This planter has been annoying me since we moved in 3 years ago. I’ve never known what to do with it. Since our bunny lives in the sunroom, I couldn’t just plant some plants in it – he would eat them. For a while he liked to dig in the box, but that ended up making a huge mess. The dirt in the planter is a really fine dust that coats the whole room when dug up. Add a curious toddler and the sunroom was never clean.
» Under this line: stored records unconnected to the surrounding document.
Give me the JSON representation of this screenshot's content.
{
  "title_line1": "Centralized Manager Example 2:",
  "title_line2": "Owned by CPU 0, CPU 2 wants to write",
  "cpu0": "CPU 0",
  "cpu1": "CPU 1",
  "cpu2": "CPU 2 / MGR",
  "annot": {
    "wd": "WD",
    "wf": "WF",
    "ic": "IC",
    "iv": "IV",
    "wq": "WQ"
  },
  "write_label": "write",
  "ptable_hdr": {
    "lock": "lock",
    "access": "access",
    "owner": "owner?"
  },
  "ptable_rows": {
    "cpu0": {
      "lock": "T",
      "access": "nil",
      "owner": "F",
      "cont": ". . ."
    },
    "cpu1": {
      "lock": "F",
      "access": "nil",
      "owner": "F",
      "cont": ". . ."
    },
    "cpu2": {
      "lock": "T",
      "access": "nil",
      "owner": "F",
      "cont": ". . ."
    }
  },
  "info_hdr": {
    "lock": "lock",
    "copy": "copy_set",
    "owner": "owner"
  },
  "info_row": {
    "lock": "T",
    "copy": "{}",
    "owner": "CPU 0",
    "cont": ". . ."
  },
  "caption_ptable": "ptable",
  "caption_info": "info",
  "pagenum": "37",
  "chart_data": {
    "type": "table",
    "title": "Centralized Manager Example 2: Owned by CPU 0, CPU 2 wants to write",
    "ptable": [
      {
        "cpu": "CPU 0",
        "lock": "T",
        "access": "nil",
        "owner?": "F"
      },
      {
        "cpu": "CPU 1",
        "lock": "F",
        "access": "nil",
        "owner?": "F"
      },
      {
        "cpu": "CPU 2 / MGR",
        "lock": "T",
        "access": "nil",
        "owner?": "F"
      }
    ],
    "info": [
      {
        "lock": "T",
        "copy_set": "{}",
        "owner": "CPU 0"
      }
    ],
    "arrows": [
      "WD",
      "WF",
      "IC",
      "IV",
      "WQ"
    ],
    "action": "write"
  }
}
My mom actually suggested that we do something with the planter. I think I had just given up at this point. Her first idea was to dig out all the dirt and fill it with something more fun (and less dirty) to play with. When she came over and started digging, she realized how horrible the dirt was after inhaling the super-fine dust. We started brainstorming again. The next idea was to cover it with a board and paint a scene on it for Alma’s cars. You know those old carpets that have the town and roads on them? That idea, but in paint. After agreeing that this was the perfect idea, I thought it would be even cooler to just use chalkboard paint. I wanted the girls to be able to create their own towns, or whatever, not just be stuck with the town I painted for them. Imagination and creativity are always encouraged here!
Jesse and my mom went and bought all the supplies, and Jesse quickly built the board using plywood and quarter-round strips. We countersunk the nails, and filled the holes with spackle so everything would be smooth. Then the board sat on the planter for a couple months.
Finally, I decided Alma’s birthday was the perfect reason to finish this project, so I sanded everything down and started priming the board.
I used two coats of primer, then sanded it all down again. I wanted to make sure the wood was really sealed because the chalkboard paint is expensive and I didn’t want to waste it by having it soak into the wood. Also, the directions say to prime and sand bare wood.
Then came 3 or 4 thin coats of the chalkboard paint. I can’t remember, but I’m pretty sure I did 4. I wanted smooth, even coverage, so I did really nice, thin coats. Below you see what it looked like halfway through the second coat.
Then back out to the sunroom to cure for a few days. I already liked how it looked so much! No more dirt!
I followed the directions on the can to prepare the chalkboard by rubbing the side of a piece of chalk all over the whole thing and wiping off with a dry cloth. Our original idea was to attach the whole thing to the wall, but I sort of love how I can tip it up and brush the chalk dust into the dirt. We might need to attach it if Alma or Harriet start lifting it up all the time, but it’s pretty heavy and I don’t think they know it opens.
Alma definitely does love it, though! She seems to like the drawing part more than the car part these days, but I’m sure she’ll appreciate that it is a fun, versatile toy out in the sunroom. I also have a ton of the paint leftover, so I’m already thinking about what else could use some creativity. Chalkboard all the things! Uh oh….
ps – I am linking up with a link party on I Heart Nap Time!